Submarks are a great way to keep your nonprofit's brand fresh while staying recognizable. Learn from Virgin Voyages' cruise line branding strategy and see how – and when – to consistently add submarks to your brand identity, too!

I just got back from 8 days cruising in the Caribbean 🌴

We traveled on Virgin Voyages, so you know my nerdy designer self was OBSESSED with all of the branded spaces on board.

Every restaurant, bar, and space had its own vibe. Virgin didn’t plaster their logo on everything, but it all felt excellent and cohesive.

Submarks and secondary logos are a complement to your main logo

A submark is a variation on your logo that still feels on-brand but can be used in specific instances. It’s a way to change up your logo, but still feel uniquely reflective of your mission. They’re versatile little versions of our main logo that we can use in all sorts of places – social media profiles, our website favicon, stationery, merchandise… you name it!

Your logo doesn’t have to do all the heavy lifting for your nonprofit – and shouldn’t be used everywhere and on everything. If your logo feels stale or overused, consider adding submarks to your brand identity to change it up while still staying on-brand.

Virgin Voyages branding is on point

Every space on their Valiant Lady ship had an identifying name, distinct feel, and submark or secondary logo that still felt unique to Virgin Voyages.

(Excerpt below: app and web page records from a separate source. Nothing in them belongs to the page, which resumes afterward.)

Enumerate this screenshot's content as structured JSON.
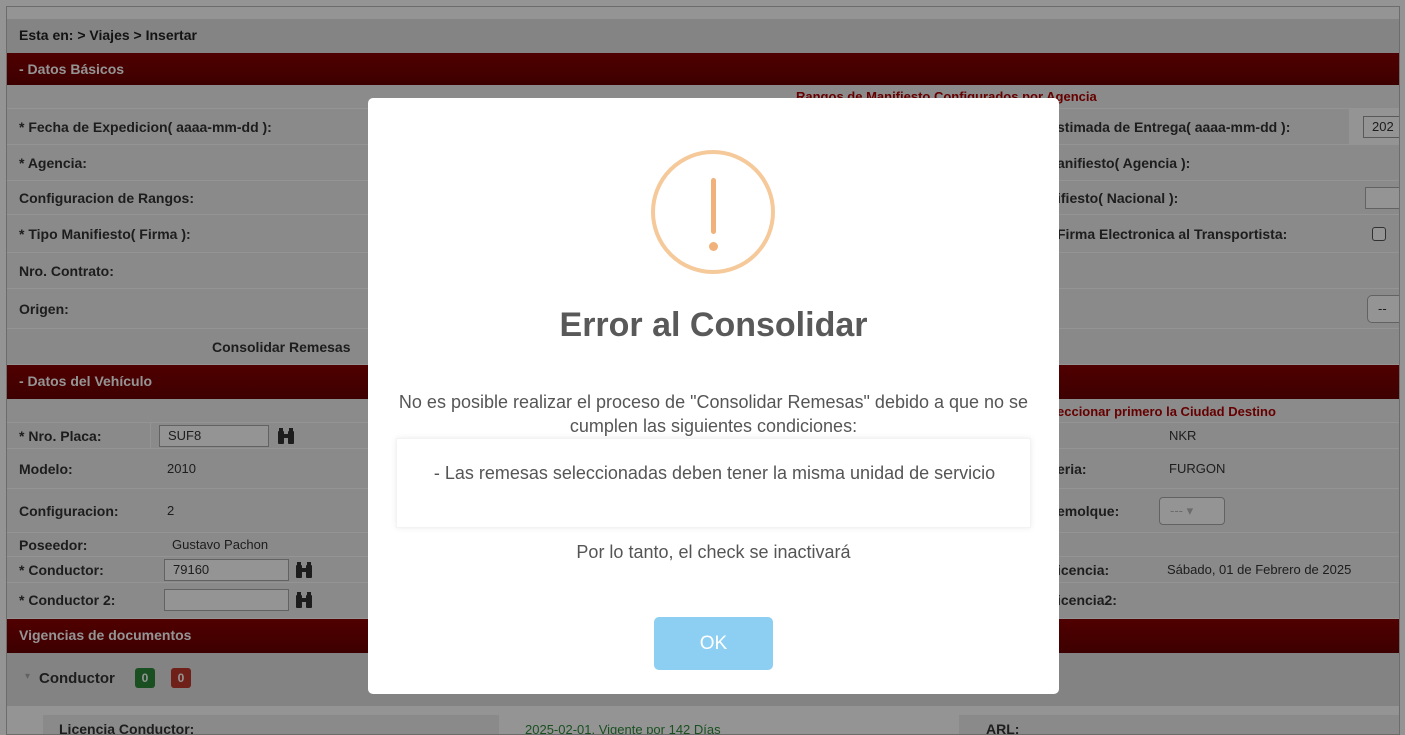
{
  "breadcrumb": "Esta en: > Viajes > Insertar",
  "sections": {
    "datos_basicos": "- Datos Básicos",
    "datos_vehiculo": "- Datos del Vehículo",
    "vigencias": "Vigencias de documentos"
  },
  "basicos": {
    "rangos_notice": "Rangos de Manifiesto Configurados por Agencia",
    "fecha_expedicion_label": "* Fecha de Expedicion( aaaa-mm-dd ):",
    "fecha_entrega_label": "stimada de Entrega( aaaa-mm-dd ):",
    "fecha_entrega_value": "202",
    "agencia_label": "* Agencia:",
    "manifiesto_agencia_label": "anifiesto( Agencia ):",
    "config_rangos_label": "Configuracion de Rangos:",
    "manifiesto_nacional_label": "ifiesto( Nacional ):",
    "tipo_manifiesto_label": "* Tipo Manifiesto( Firma ):",
    "firma_electronica_label": "Firma Electronica al Transportista:",
    "nro_contrato_label": "Nro. Contrato:",
    "origen_label": "Origen:",
    "origen_select_value": "--",
    "consolidar_label": "Consolidar Remesas"
  },
  "vehiculo": {
    "destino_notice": "eccionar primero la Ciudad Destino",
    "placa_label": "* Nro. Placa:",
    "placa_value": "SUF8",
    "marca_value": "NKR",
    "modelo_label": "Modelo:",
    "modelo_value": "2010",
    "carroceria_label": "eria:",
    "carroceria_value": "FURGON",
    "config_label": "Configuracion:",
    "config_value": "2",
    "remolque_label": "emolque:",
    "remolque_select": "---",
    "poseedor_label": "Poseedor:",
    "poseedor_value": "Gustavo Pachon",
    "conductor_label": "* Conductor:",
    "conductor_value": "79160",
    "licencia_label": "icencia:",
    "licencia_value": "Sábado, 01 de Febrero de 2025",
    "conductor2_label": "* Conductor 2:",
    "licencia2_label": "icencia2:"
  },
  "vigencias": {
    "conductor_label": "Conductor",
    "badge_green": "0",
    "badge_red": "0",
    "licencia_conductor_label": "Licencia Conductor:",
    "licencia_conductor_value": "2025-02-01. Vigente por 142 Días",
    "arl_label": "ARL:"
  },
  "modal": {
    "title": "Error al Consolidar",
    "message": "No es posible realizar el proceso de \"Consolidar Remesas\" debido a que no se cumplen las siguientes condiciones:",
    "condition": "- Las remesas seleccionadas deben tener la misma unidad de servicio",
    "footer": "Por lo tanto, el check se inactivará",
    "ok_label": "OK"
  },
  "colors": {
    "section_red": "#7a0000",
    "warning_orange": "#f0b27a",
    "ok_button": "#8ccff2",
    "notice_red": "#b00000",
    "badge_green": "#2e8b3a",
    "badge_red": "#c0392b"
  }
}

Although it all felt unique, every touch point was excellent and consistent. 
Even the emails leading up to our trip talked to our identity as “sailors” instead of customers. The cheeky language and pun-filled copywriting was a huge plus, offering moments to surprise and delight customers before you ever got on board. Additionally, they expertly used color to give their brand personality and purpose, ensuring a memorable and cohesive experience throughout the journey.

The lobby of "The Wake" restaurant aboard Virgin Voyages Valiant Lady ship, featuring a spiral art-deco inspired chandelier with encircled by a spiral staircase.
"The Wake" restaurant
A 50's themed "soda shoppe" with a black, white, and red styled wooden booths.
Our favorite spot to hangout, "The Social Club"
"Razzle Dazzle" restaurant

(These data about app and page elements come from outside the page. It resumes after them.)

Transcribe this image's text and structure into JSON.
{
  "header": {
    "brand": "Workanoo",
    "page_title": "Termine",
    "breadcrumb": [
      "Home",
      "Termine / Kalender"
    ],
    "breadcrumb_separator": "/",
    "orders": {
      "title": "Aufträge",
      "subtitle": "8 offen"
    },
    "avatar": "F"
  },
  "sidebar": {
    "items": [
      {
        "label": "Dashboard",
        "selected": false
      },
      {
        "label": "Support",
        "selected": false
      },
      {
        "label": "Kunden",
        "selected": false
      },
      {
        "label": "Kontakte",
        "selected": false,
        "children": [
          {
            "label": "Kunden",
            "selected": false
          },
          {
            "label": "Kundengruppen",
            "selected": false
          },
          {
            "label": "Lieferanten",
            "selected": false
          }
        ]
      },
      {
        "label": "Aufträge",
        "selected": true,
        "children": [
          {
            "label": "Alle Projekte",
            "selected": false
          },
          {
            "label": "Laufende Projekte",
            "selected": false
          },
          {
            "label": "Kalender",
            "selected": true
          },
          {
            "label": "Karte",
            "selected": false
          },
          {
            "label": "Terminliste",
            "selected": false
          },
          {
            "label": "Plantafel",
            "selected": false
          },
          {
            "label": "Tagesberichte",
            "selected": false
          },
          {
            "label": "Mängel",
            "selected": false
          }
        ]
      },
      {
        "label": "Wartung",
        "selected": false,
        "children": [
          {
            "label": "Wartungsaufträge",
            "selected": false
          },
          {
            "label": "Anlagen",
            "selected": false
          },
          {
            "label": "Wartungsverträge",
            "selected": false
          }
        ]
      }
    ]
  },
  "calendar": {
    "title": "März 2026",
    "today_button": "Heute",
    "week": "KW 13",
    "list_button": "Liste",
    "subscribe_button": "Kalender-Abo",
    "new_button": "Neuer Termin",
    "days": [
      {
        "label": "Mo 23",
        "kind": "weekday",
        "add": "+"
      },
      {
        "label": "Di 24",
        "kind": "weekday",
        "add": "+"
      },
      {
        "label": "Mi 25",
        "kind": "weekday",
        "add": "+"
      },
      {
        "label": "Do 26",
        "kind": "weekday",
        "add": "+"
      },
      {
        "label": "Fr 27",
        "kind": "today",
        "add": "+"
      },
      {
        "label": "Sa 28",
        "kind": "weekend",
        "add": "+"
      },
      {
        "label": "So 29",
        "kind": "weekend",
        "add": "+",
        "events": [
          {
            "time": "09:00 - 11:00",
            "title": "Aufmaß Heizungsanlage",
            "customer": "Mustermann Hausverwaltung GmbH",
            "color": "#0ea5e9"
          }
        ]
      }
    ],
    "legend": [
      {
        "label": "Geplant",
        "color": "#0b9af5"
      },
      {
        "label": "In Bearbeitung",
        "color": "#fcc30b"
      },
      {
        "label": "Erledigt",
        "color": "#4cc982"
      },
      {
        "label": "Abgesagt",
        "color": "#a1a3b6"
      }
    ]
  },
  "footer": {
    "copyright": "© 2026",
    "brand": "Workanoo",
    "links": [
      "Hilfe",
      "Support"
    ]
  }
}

Although I know Virgin Voyages has millions of dollars to spend on branding and building a top-notch customer experience, there are some similar branding principles you can apply to your nonprofit. 

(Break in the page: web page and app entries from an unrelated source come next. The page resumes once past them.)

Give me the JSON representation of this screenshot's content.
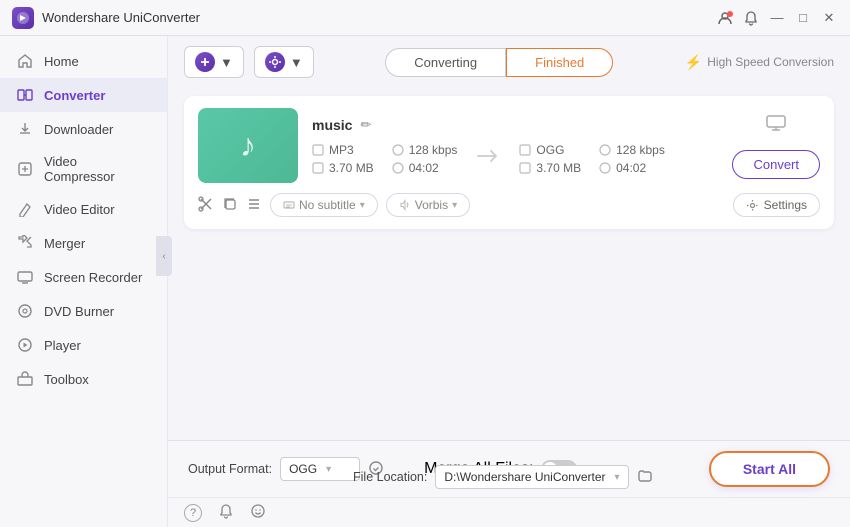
{
  "app": {
    "title": "Wondershare UniConverter",
    "logo_char": "W"
  },
  "titlebar": {
    "user_icon": "👤",
    "bell_icon": "🔔",
    "minimize": "—",
    "maximize": "□",
    "close": "✕"
  },
  "sidebar": {
    "items": [
      {
        "id": "home",
        "label": "Home",
        "icon": "⌂"
      },
      {
        "id": "converter",
        "label": "Converter",
        "icon": "⟳",
        "active": true
      },
      {
        "id": "downloader",
        "label": "Downloader",
        "icon": "↓"
      },
      {
        "id": "video-compressor",
        "label": "Video Compressor",
        "icon": "⊡"
      },
      {
        "id": "video-editor",
        "label": "Video Editor",
        "icon": "✏"
      },
      {
        "id": "merger",
        "label": "Merger",
        "icon": "⊞"
      },
      {
        "id": "screen-recorder",
        "label": "Screen Recorder",
        "icon": "▣"
      },
      {
        "id": "dvd-burner",
        "label": "DVD Burner",
        "icon": "⊙"
      },
      {
        "id": "player",
        "label": "Player",
        "icon": "▶"
      },
      {
        "id": "toolbox",
        "label": "Toolbox",
        "icon": "⊞"
      }
    ]
  },
  "toolbar": {
    "add_files_label": "Add Files",
    "add_btn_icon": "+",
    "settings_btn_icon": "⚙"
  },
  "tabs": {
    "converting_label": "Converting",
    "finished_label": "Finished",
    "active": "Finished"
  },
  "high_speed": {
    "label": "High Speed Conversion",
    "icon": "⚡"
  },
  "file": {
    "name": "music",
    "thumbnail_icon": "♪",
    "source": {
      "format": "MP3",
      "size": "3.70 MB",
      "bitrate": "128 kbps",
      "duration": "04:02"
    },
    "target": {
      "format": "OGG",
      "size": "3.70 MB",
      "bitrate": "128 kbps",
      "duration": "04:02"
    },
    "convert_btn_label": "Convert",
    "subtitle_placeholder": "No subtitle",
    "audio_placeholder": "Vorbis",
    "settings_label": "Settings"
  },
  "bottom_bar": {
    "output_format_label": "Output Format:",
    "output_format_value": "OGG",
    "file_location_label": "File Location:",
    "file_location_value": "D:\\Wondershare UniConverter",
    "merge_all_label": "Merge All Files:",
    "start_all_label": "Start All"
  },
  "status_bar": {
    "help_icon": "?",
    "bell_icon": "🔔",
    "feedback_icon": "☺"
  }
}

Use submarks or secondary logos when…

      • You feel stuck with one logo that’s plastered EVERYWHERE

      • Your main logo doesn’t work on a small or large scale, or you need unique sizing
      • You have a strong brand and want to tap into recognition without saturation
      • Branding your monthly giving program or a group of supporters at different donation circles
      • Your programs serve varied audiences, i.e. appealing to youth vs. adults vs. seniors

    Submarks are one of the biggest logo design secrets no one talks about in our sector because the idea of “consistency” has been drilled into our heads for too long, when they actually can help your brand stand out.

    Nonprofit submark example: Covered

    It’s solid and works at a small size, but because it’s so horizontal it doesn’t work very well in layouts like a social media profile icon or in an email signature.

    So I created submarks to work with this logo, yet still feel like the Covered brand. Here’s what they look like:

    Read the full Covered branding case study.

    How and where to use submarks depends on your audience touchpoints

    If your brand doesn’t have submarks right now, then consider where they could be helpful for you. By building off your current logo design you’ll save time and budget on a full redesign, but can look more polished by strategically using logos that fit specific space or purpose.

    Your one-size-fits-all logo may not work well in:

        • Website navigation: When you use the same logo that has an icon and tagline in it on social media, it’s too small to read in the main navigation.

        • Social media profiles: Most logos don’t resize to a square or circle crop very well, which can make your profile look unprofessional. Since your nonprofit’s name is right next to the image, use this opportunity to use your icon or brand color in the profile picture.

        • Merch: Generally, people don’t merchandise with just a logo. Use your brand tagline or style a pithy statement to print on a t-shirt or bag. It’s way cooler and will generate more interest and sales!

      Remember, your submarks should reflect your brand personality and feel like an extension of your existing style. These logos can also help inspire a cleaner take on logos for your programs or campaigns. It’s okay to let your nonprofit’s hair down and have some fun with it!

      I’m buzzing with ideas on how submarks can be incorporated into nonprofit branding, but what do you think? Where do you see opportunities for a submark to add that extra bit of joy and recognition to your brand presence?